• [Problem to solve]:
Which lines in the data below contain the string "Request"? Show each one.
━━━ Given entries
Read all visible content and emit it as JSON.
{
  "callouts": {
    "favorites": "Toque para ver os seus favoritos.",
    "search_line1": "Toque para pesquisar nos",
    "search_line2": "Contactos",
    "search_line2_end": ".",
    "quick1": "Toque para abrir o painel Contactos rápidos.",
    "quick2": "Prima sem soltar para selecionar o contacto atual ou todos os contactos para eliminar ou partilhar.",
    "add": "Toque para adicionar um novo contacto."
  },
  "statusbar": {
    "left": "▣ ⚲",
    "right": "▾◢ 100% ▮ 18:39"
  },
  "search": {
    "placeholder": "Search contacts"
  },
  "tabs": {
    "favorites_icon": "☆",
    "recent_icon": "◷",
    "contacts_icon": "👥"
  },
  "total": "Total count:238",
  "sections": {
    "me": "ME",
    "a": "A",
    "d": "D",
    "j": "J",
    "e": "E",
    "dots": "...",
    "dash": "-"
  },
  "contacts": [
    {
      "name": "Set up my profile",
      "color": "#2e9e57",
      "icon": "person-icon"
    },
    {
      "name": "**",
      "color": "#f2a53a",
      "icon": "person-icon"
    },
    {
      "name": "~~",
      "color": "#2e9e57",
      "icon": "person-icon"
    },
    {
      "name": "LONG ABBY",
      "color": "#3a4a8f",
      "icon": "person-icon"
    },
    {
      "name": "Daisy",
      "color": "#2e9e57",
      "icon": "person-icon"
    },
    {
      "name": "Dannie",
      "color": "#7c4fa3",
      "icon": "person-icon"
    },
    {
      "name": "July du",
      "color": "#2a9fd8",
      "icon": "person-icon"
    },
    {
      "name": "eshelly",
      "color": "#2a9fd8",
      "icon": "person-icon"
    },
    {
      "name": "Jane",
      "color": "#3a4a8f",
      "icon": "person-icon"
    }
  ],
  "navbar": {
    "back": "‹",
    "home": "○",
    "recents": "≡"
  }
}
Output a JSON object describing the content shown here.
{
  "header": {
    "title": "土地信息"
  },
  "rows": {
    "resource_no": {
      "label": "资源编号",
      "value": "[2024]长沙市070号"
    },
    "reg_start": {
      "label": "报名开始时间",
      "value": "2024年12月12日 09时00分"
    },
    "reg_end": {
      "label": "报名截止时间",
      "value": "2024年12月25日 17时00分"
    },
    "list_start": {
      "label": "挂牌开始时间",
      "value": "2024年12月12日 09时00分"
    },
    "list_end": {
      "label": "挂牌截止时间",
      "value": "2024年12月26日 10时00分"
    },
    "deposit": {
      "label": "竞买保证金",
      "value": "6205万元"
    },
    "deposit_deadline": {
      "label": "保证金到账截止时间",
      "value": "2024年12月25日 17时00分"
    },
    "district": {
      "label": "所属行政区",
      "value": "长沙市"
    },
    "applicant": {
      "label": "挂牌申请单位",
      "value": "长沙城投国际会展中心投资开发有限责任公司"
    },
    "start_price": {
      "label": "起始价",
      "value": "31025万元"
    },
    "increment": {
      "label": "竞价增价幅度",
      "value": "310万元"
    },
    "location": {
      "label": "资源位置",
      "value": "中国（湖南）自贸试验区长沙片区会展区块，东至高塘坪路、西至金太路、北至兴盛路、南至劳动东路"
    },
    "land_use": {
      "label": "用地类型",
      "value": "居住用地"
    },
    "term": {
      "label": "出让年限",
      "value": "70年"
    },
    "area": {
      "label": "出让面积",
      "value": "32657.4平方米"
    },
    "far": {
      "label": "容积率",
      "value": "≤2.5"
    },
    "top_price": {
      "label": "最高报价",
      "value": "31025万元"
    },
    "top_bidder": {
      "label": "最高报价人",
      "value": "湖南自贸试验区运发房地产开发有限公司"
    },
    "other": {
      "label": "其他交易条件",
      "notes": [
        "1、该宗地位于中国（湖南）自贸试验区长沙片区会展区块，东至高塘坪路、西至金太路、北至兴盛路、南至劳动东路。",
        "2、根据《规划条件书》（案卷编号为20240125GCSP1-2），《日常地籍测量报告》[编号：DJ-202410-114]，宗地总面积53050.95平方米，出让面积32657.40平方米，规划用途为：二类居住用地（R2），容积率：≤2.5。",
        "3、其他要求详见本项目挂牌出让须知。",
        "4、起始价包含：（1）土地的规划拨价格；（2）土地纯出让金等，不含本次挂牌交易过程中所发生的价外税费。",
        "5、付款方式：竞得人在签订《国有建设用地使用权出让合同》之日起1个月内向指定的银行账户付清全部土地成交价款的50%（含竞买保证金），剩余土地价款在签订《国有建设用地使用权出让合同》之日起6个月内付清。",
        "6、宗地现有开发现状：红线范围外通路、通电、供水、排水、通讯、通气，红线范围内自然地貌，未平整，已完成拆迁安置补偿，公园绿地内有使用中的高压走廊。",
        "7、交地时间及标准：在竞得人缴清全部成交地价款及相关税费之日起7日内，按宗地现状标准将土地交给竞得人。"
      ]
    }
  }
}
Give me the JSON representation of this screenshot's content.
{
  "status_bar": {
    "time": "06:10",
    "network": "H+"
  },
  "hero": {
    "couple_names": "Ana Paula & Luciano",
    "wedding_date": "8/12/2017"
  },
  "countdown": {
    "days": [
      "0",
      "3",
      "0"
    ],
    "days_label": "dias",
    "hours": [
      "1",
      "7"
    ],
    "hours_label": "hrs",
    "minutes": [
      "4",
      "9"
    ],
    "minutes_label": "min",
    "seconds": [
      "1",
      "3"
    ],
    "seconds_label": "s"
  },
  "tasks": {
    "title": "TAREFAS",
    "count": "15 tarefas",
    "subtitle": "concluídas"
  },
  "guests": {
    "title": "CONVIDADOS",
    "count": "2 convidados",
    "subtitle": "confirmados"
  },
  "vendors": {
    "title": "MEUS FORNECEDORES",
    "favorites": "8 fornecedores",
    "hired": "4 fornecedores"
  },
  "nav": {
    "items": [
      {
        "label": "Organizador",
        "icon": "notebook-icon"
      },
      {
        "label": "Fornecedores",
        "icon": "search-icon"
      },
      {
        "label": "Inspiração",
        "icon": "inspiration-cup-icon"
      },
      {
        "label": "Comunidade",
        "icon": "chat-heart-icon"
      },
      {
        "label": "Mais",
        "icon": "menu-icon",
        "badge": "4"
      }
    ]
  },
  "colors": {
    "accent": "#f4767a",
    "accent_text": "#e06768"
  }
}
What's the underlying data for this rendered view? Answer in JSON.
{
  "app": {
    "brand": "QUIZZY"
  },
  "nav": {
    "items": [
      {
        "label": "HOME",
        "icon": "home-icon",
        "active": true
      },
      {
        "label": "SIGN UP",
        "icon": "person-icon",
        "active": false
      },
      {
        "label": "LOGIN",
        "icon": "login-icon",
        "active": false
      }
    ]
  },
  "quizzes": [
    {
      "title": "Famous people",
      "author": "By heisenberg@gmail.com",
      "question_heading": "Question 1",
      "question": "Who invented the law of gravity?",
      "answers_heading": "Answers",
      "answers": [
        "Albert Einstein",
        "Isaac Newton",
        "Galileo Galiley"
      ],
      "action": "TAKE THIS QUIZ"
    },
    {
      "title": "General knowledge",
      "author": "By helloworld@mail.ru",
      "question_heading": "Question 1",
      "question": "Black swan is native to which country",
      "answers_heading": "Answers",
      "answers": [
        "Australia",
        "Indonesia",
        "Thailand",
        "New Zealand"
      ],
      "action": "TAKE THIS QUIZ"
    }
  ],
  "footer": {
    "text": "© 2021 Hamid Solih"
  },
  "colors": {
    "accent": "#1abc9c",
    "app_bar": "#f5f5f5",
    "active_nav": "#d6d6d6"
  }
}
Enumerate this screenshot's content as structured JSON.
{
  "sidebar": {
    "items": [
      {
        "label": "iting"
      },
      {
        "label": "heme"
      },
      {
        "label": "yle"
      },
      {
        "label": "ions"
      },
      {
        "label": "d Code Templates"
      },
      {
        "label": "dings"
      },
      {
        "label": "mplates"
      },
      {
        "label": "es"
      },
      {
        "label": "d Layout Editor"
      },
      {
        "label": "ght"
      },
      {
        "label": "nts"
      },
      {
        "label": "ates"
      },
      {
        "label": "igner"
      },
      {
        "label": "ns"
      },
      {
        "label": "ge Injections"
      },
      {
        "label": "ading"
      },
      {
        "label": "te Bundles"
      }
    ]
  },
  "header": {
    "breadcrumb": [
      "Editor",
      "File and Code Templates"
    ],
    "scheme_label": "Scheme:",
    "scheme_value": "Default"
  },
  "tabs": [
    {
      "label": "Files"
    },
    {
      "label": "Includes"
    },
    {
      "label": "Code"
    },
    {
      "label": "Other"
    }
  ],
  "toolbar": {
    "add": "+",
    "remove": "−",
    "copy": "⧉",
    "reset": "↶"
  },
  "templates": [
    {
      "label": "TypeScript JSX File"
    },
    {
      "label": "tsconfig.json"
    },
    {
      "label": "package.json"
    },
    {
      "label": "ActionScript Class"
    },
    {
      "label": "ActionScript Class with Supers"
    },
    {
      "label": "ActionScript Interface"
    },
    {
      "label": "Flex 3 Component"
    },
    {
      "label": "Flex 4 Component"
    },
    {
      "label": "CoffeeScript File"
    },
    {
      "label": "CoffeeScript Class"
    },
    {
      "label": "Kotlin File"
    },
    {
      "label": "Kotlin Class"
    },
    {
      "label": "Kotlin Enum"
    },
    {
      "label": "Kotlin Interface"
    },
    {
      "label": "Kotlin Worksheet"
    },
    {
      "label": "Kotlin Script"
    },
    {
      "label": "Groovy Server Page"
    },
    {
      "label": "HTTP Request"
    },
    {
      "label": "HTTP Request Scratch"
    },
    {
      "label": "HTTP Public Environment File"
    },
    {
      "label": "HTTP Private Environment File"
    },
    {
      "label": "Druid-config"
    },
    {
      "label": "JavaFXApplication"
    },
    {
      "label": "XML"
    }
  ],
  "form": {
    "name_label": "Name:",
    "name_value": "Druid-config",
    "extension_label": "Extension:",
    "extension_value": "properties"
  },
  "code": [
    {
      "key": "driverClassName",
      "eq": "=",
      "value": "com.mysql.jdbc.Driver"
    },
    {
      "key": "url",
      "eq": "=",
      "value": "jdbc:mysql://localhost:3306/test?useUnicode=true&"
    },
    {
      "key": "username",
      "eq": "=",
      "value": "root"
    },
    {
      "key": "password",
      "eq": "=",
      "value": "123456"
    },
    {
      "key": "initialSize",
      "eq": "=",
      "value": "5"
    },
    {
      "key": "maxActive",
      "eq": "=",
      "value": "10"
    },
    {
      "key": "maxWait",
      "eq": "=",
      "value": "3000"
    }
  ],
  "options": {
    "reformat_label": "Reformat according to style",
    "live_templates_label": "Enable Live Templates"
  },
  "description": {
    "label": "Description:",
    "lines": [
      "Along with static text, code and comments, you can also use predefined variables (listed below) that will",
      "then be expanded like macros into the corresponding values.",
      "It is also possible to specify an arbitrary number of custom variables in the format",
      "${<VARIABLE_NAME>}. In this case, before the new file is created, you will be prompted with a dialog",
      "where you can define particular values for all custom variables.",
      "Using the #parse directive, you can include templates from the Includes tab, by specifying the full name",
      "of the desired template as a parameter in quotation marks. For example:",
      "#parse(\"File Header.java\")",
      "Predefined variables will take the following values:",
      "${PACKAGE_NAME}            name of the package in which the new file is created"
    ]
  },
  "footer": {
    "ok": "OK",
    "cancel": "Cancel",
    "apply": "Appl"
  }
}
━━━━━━
• [Expected answer]:
      "label": "HTTP Request"
      "label": "HTTP Request Scratch"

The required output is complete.